Another mode of operation is also used:
in situ leaching3. With favorable geology, excavation is unnecessary: uranium is recovered directly by injecting an oxidising acid solution into the deposit and then pumping the solution. Here again, the researchers seek to eliminate the purification steps by improving the method of extraction.
At the Comurhex Malvési conversion plant, yellowcake undergoes further purification before being converted to uranium tetrafluoride, which is then converted at the Comurhex Pierrelatte plant to uranium hexafluoride by fluorination. As this is a very expensive product, CEA experts are working on recycling it. Then comes enrichment. During this operation, gaseous uranium is injected into the centrifuges where it is separated into two flows: one enriched in 235U (between 3 and 5%) and the other depleted in 235U (0.1 to 0.3%). The first enrichment plant, named after Georges Besse, used gaseous diffusion — the only mature technology at the time it was commissioned (1978). Today, the Georges Besse II plant uses gas ultracentrifuge technology, which consumes 40 to 50 times less energy. The enriched hexafluoride is once again converted to solid uranium oxide for fuel fabrication. Chemists are now attempting to recover the valuable fluoride during this operation for reuse it during the preceding enrichment step — while keeping an eye on emerging processes, such as laser-based systems, that could supplant ultracentrifugation.
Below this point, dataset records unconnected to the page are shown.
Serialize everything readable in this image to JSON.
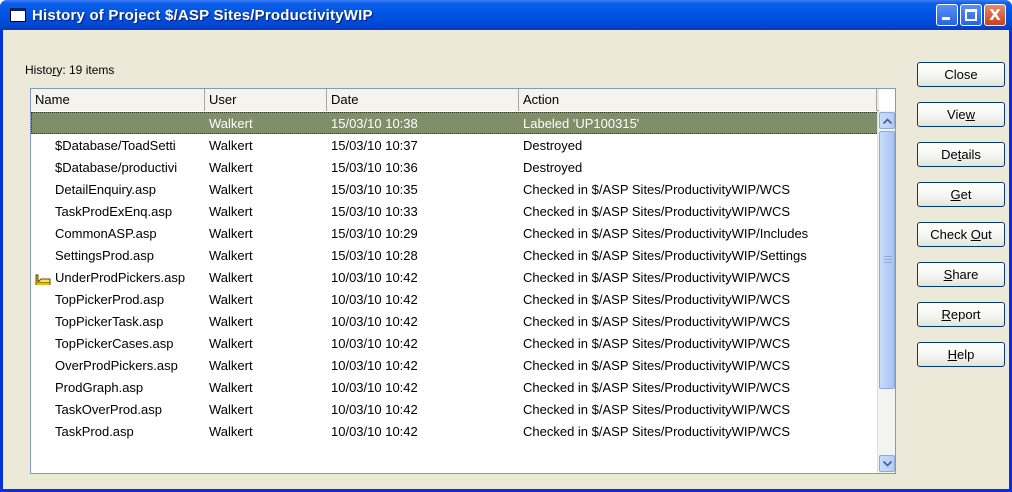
{
  "window": {
    "title": "History of Project $/ASP Sites/ProductivityWIP",
    "title_controls": [
      "minimize-icon",
      "maximize-icon",
      "close-icon"
    ],
    "close_glyph": "X"
  },
  "history": {
    "label_prefix": "Histo",
    "label_accel": "r",
    "label_suffix": "y: 19 items"
  },
  "columns": {
    "name": "Name",
    "user": "User",
    "date": "Date",
    "action": "Action"
  },
  "rows": [
    {
      "name": "",
      "user": "Walkert",
      "date": "15/03/10 10:38",
      "action": "Labeled 'UP100315'",
      "icon": "label-icon",
      "selected": true
    },
    {
      "name": "$Database/ToadSetti",
      "user": "Walkert",
      "date": "15/03/10 10:37",
      "action": "Destroyed"
    },
    {
      "name": "$Database/productivi",
      "user": "Walkert",
      "date": "15/03/10 10:36",
      "action": "Destroyed"
    },
    {
      "name": "DetailEnquiry.asp",
      "user": "Walkert",
      "date": "15/03/10 10:35",
      "action": "Checked in $/ASP Sites/ProductivityWIP/WCS"
    },
    {
      "name": "TaskProdExEnq.asp",
      "user": "Walkert",
      "date": "15/03/10 10:33",
      "action": "Checked in $/ASP Sites/ProductivityWIP/WCS"
    },
    {
      "name": "CommonASP.asp",
      "user": "Walkert",
      "date": "15/03/10 10:29",
      "action": "Checked in $/ASP Sites/ProductivityWIP/Includes"
    },
    {
      "name": "SettingsProd.asp",
      "user": "Walkert",
      "date": "15/03/10 10:28",
      "action": "Checked in $/ASP Sites/ProductivityWIP/Settings"
    },
    {
      "name": "UnderProdPickers.asp",
      "user": "Walkert",
      "date": "10/03/10 10:42",
      "action": "Checked in $/ASP Sites/ProductivityWIP/WCS",
      "icon": "label-icon"
    },
    {
      "name": "TopPickerProd.asp",
      "user": "Walkert",
      "date": "10/03/10 10:42",
      "action": "Checked in $/ASP Sites/ProductivityWIP/WCS"
    },
    {
      "name": "TopPickerTask.asp",
      "user": "Walkert",
      "date": "10/03/10 10:42",
      "action": "Checked in $/ASP Sites/ProductivityWIP/WCS"
    },
    {
      "name": "TopPickerCases.asp",
      "user": "Walkert",
      "date": "10/03/10 10:42",
      "action": "Checked in $/ASP Sites/ProductivityWIP/WCS"
    },
    {
      "name": "OverProdPickers.asp",
      "user": "Walkert",
      "date": "10/03/10 10:42",
      "action": "Checked in $/ASP Sites/ProductivityWIP/WCS"
    },
    {
      "name": "ProdGraph.asp",
      "user": "Walkert",
      "date": "10/03/10 10:42",
      "action": "Checked in $/ASP Sites/ProductivityWIP/WCS"
    },
    {
      "name": "TaskOverProd.asp",
      "user": "Walkert",
      "date": "10/03/10 10:42",
      "action": "Checked in $/ASP Sites/ProductivityWIP/WCS"
    },
    {
      "name": "TaskProd.asp",
      "user": "Walkert",
      "date": "10/03/10 10:42",
      "action": "Checked in $/ASP Sites/ProductivityWIP/WCS"
    }
  ],
  "buttons": [
    {
      "name": "close-button",
      "pre": "Close",
      "accel": "",
      "post": ""
    },
    {
      "name": "view-button",
      "pre": "Vie",
      "accel": "w",
      "post": ""
    },
    {
      "name": "details-button",
      "pre": "De",
      "accel": "t",
      "post": "ails"
    },
    {
      "name": "get-button",
      "pre": "",
      "accel": "G",
      "post": "et"
    },
    {
      "name": "check-out-button",
      "pre": "Check ",
      "accel": "O",
      "post": "ut"
    },
    {
      "name": "share-button",
      "pre": "",
      "accel": "S",
      "post": "hare"
    },
    {
      "name": "report-button",
      "pre": "",
      "accel": "R",
      "post": "eport"
    },
    {
      "name": "help-button",
      "pre": "",
      "accel": "H",
      "post": "elp"
    }
  ],
  "colors": {
    "titlebar": "#0054e3",
    "selection": "#7f8f6a",
    "window_bg": "#ece9d8"
  }
}
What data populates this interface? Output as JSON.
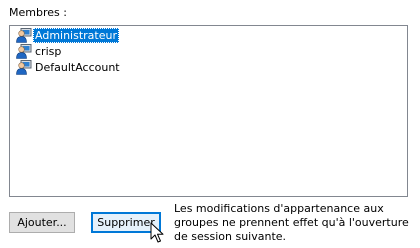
{
  "members": {
    "label": "Membres :",
    "items": [
      {
        "label": "Administrateur",
        "icon": "user-icon",
        "selected": true
      },
      {
        "label": "crisp",
        "icon": "user-icon",
        "selected": false
      },
      {
        "label": "DefaultAccount",
        "icon": "user-icon",
        "selected": false
      }
    ]
  },
  "buttons": {
    "add_label": "Ajouter...",
    "remove_label": "Supprimer"
  },
  "note": "Les modifications d'appartenance aux groupes ne prennent effet qu'à l'ouverture de session suivante.",
  "colors": {
    "selection": "#0078d7",
    "list_border": "#828790",
    "button_face": "#e1e1e1",
    "button_focus_border": "#0078d7"
  },
  "cursor_icon": "arrow-cursor-icon"
}
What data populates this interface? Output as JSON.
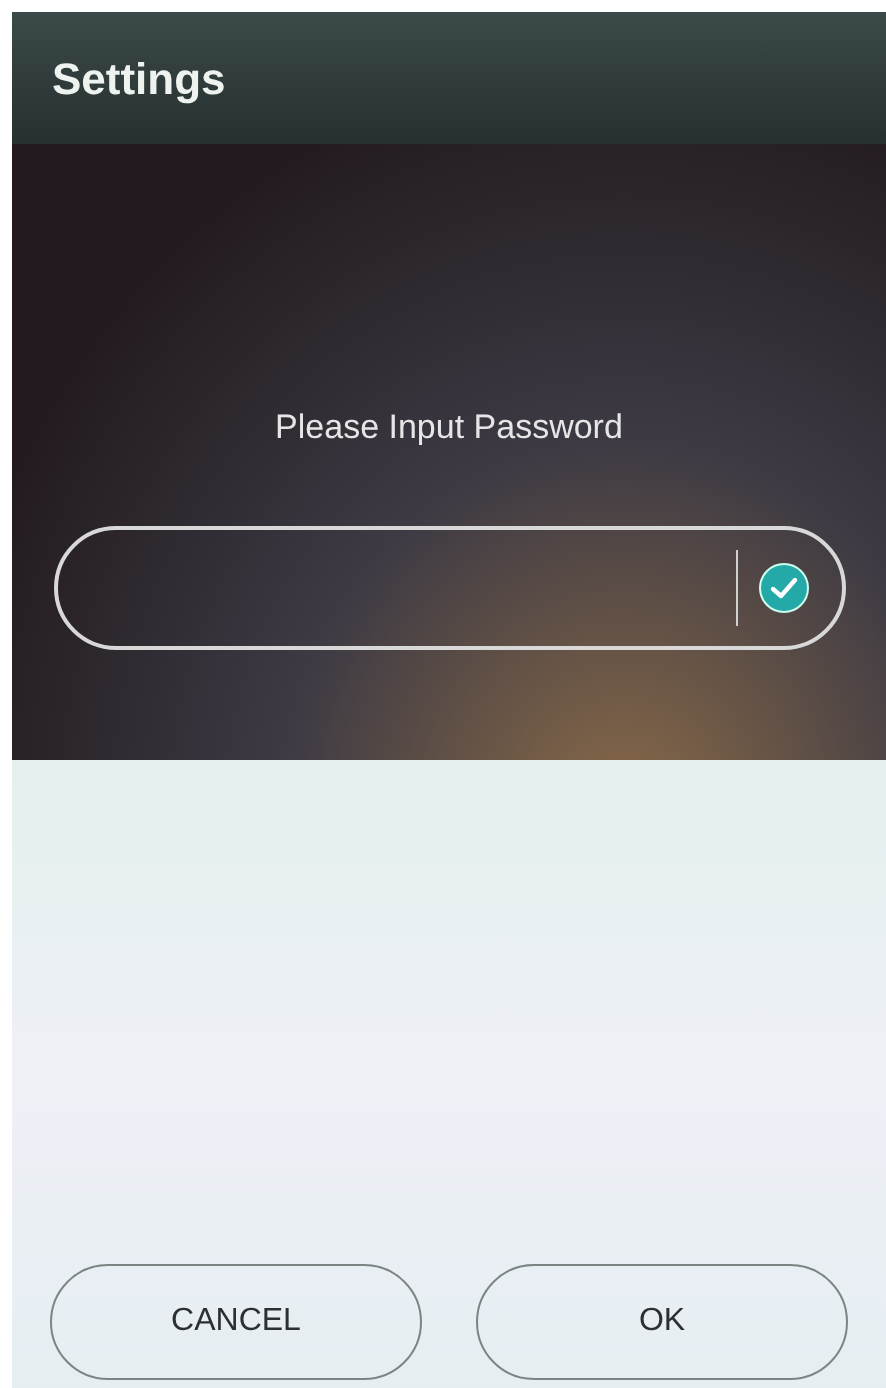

CEA is a French government-funded technological research organisation in four main areas: low-carbon energies, defense and security, information technologies and health technologies. A prominent player in the European Research Area, it is involved in setting up collaborative projects with many partners around the world.